(Entries supplied begins)
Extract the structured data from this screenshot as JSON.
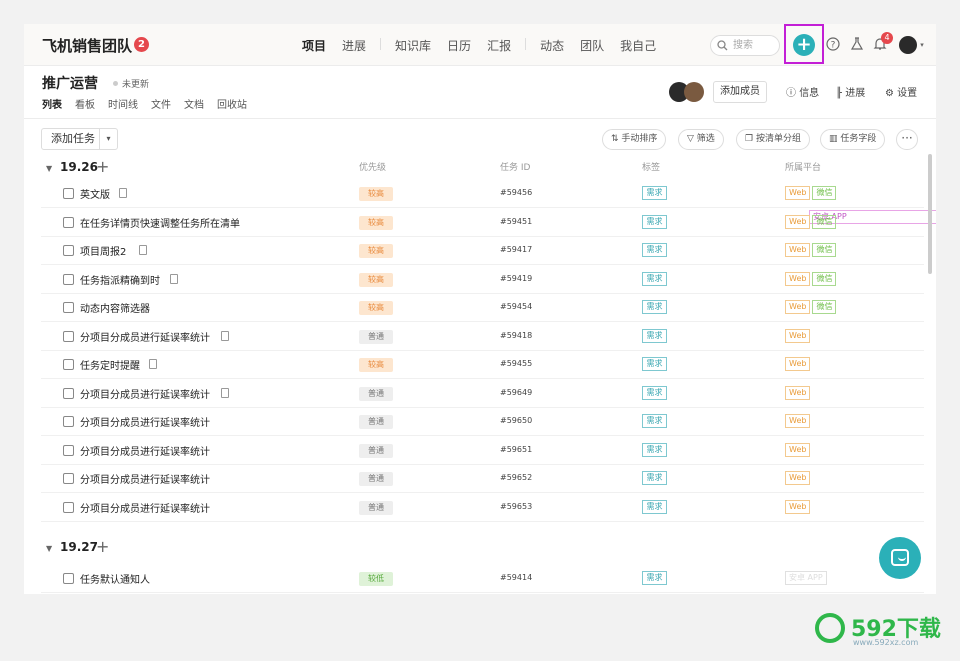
{
  "topbar": {
    "team_name": "飞机销售团队",
    "team_badge": "2",
    "nav": [
      "项目",
      "进展",
      "知识库",
      "日历",
      "汇报",
      "动态",
      "团队",
      "我自己"
    ],
    "search_placeholder": "搜索",
    "bell_badge": "4"
  },
  "project": {
    "title": "推广运营",
    "status": "未更新",
    "tabs": [
      "列表",
      "看板",
      "时间线",
      "文件",
      "文档",
      "回收站"
    ],
    "add_member": "添加成员",
    "info": "信息",
    "progress": "进展",
    "settings": "设置"
  },
  "toolbar": {
    "add_task": "添加任务",
    "sort": "手动排序",
    "filter": "筛选",
    "group": "按清单分组",
    "fields": "任务字段"
  },
  "columns": {
    "priority": "优先级",
    "task_id": "任务 ID",
    "tags": "标签",
    "platform": "所属平台"
  },
  "groups": [
    {
      "name": "19.26",
      "rows": [
        {
          "title": "英文版",
          "doc": true,
          "priority": "较高",
          "id": "#59456",
          "tag": "需求",
          "platforms": [
            "Web",
            "微信",
            "安卓 APP"
          ]
        },
        {
          "title": "在任务详情页快速调整任务所在清单",
          "doc": false,
          "priority": "较高",
          "id": "#59451",
          "tag": "需求",
          "platforms": [
            "Web",
            "微信"
          ]
        },
        {
          "title": "项目周报2",
          "doc": true,
          "priority": "较高",
          "id": "#59417",
          "tag": "需求",
          "platforms": [
            "Web",
            "微信"
          ]
        },
        {
          "title": "任务指派精确到时",
          "doc": true,
          "priority": "较高",
          "id": "#59419",
          "tag": "需求",
          "platforms": [
            "Web",
            "微信"
          ]
        },
        {
          "title": "动态内容筛选器",
          "doc": false,
          "priority": "较高",
          "id": "#59454",
          "tag": "需求",
          "platforms": [
            "Web",
            "微信"
          ]
        },
        {
          "title": "分项目分成员进行延误率统计",
          "doc": true,
          "priority": "普通",
          "id": "#59418",
          "tag": "需求",
          "platforms": [
            "Web"
          ]
        },
        {
          "title": "任务定时提醒",
          "doc": true,
          "priority": "较高",
          "id": "#59455",
          "tag": "需求",
          "platforms": [
            "Web"
          ]
        },
        {
          "title": "分项目分成员进行延误率统计",
          "doc": true,
          "priority": "普通",
          "id": "#59649",
          "tag": "需求",
          "platforms": [
            "Web"
          ]
        },
        {
          "title": "分项目分成员进行延误率统计",
          "doc": false,
          "priority": "普通",
          "id": "#59650",
          "tag": "需求",
          "platforms": [
            "Web"
          ]
        },
        {
          "title": "分项目分成员进行延误率统计",
          "doc": false,
          "priority": "普通",
          "id": "#59651",
          "tag": "需求",
          "platforms": [
            "Web"
          ]
        },
        {
          "title": "分项目分成员进行延误率统计",
          "doc": false,
          "priority": "普通",
          "id": "#59652",
          "tag": "需求",
          "platforms": [
            "Web"
          ]
        },
        {
          "title": "分项目分成员进行延误率统计",
          "doc": false,
          "priority": "普通",
          "id": "#59653",
          "tag": "需求",
          "platforms": [
            "Web"
          ]
        }
      ]
    },
    {
      "name": "19.27",
      "rows": [
        {
          "title": "任务默认通知人",
          "doc": false,
          "priority": "较低",
          "id": "#59414",
          "tag": "需求",
          "platforms": [
            "安卓 APP"
          ],
          "faint": true
        }
      ]
    }
  ],
  "priority_colors": {
    "较高": {
      "bg": "#fde6cf",
      "fg": "#e8883a"
    },
    "普通": {
      "bg": "#eeeeee",
      "fg": "#777777"
    },
    "较低": {
      "bg": "#dff2d8",
      "fg": "#55a83a"
    }
  },
  "watermark": {
    "text": "592下载",
    "sub": "www.592xz.com"
  }
}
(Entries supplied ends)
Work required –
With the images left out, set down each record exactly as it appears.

Response to the exercise –
Extract the structured data from this screenshot as JSON.
{
  "topbar": {
    "team_name": "飞机销售团队",
    "team_badge": "2",
    "nav": [
      "项目",
      "进展",
      "知识库",
      "日历",
      "汇报",
      "动态",
      "团队",
      "我自己"
    ],
    "search_placeholder": "搜索",
    "bell_badge": "4"
  },
  "project": {
    "title": "推广运营",
    "status": "未更新",
    "tabs": [
      "列表",
      "看板",
      "时间线",
      "文件",
      "文档",
      "回收站"
    ],
    "add_member": "添加成员",
    "info": "信息",
    "progress": "进展",
    "settings": "设置"
  },
  "toolbar": {
    "add_task": "添加任务",
    "sort": "手动排序",
    "filter": "筛选",
    "group": "按清单分组",
    "fields": "任务字段"
  },
  "columns": {
    "priority": "优先级",
    "task_id": "任务 ID",
    "tags": "标签",
    "platform": "所属平台"
  },
  "groups": [
    {
      "name": "19.26",
      "rows": [
        {
          "title": "英文版",
          "doc": true,
          "priority": "较高",
          "id": "#59456",
          "tag": "需求",
          "platforms": [
            "Web",
            "微信",
            "安卓 APP"
          ]
        },
        {
          "title": "在任务详情页快速调整任务所在清单",
          "doc": false,
          "priority": "较高",
          "id": "#59451",
          "tag": "需求",
          "platforms": [
            "Web",
            "微信"
          ]
        },
        {
          "title": "项目周报2",
          "doc": true,
          "priority": "较高",
          "id": "#59417",
          "tag": "需求",
          "platforms": [
            "Web",
            "微信"
          ]
        },
        {
          "title": "任务指派精确到时",
          "doc": true,
          "priority": "较高",
          "id": "#59419",
          "tag": "需求",
          "platforms": [
            "Web",
            "微信"
          ]
        },
        {
          "title": "动态内容筛选器",
          "doc": false,
          "priority": "较高",
          "id": "#59454",
          "tag": "需求",
          "platforms": [
            "Web",
            "微信"
          ]
        },
        {
          "title": "分项目分成员进行延误率统计",
          "doc": true,
          "priority": "普通",
          "id": "#59418",
          "tag": "需求",
          "platforms": [
            "Web"
          ]
        },
        {
          "title": "任务定时提醒",
          "doc": true,
          "priority": "较高",
          "id": "#59455",
          "tag": "需求",
          "platforms": [
            "Web"
          ]
        },
        {
          "title": "分项目分成员进行延误率统计",
          "doc": true,
          "priority": "普通",
          "id": "#59649",
          "tag": "需求",
          "platforms": [
            "Web"
          ]
        },
        {
          "title": "分项目分成员进行延误率统计",
          "doc": false,
          "priority": "普通",
          "id": "#59650",
          "tag": "需求",
          "platforms": [
            "Web"
          ]
        },
        {
          "title": "分项目分成员进行延误率统计",
          "doc": false,
          "priority": "普通",
          "id": "#59651",
          "tag": "需求",
          "platforms": [
            "Web"
          ]
        },
        {
          "title": "分项目分成员进行延误率统计",
          "doc": false,
          "priority": "普通",
          "id": "#59652",
          "tag": "需求",
          "platforms": [
            "Web"
          ]
        },
        {
          "title": "分项目分成员进行延误率统计",
          "doc": false,
          "priority": "普通",
          "id": "#59653",
          "tag": "需求",
          "platforms": [
            "Web"
          ]
        }
      ]
    },
    {
      "name": "19.27",
      "rows": [
        {
          "title": "任务默认通知人",
          "doc": false,
          "priority": "较低",
          "id": "#59414",
          "tag": "需求",
          "platforms": [
            "安卓 APP"
          ],
          "faint": true
        }
      ]
    }
  ],
  "priority_colors": {
    "较高": {
      "bg": "#fde6cf",
      "fg": "#e8883a"
    },
    "普通": {
      "bg": "#eeeeee",
      "fg": "#777777"
    },
    "较低": {
      "bg": "#dff2d8",
      "fg": "#55a83a"
    }
  },
  "watermark": {
    "text": "592下载",
    "sub": "www.592xz.com"
  }
}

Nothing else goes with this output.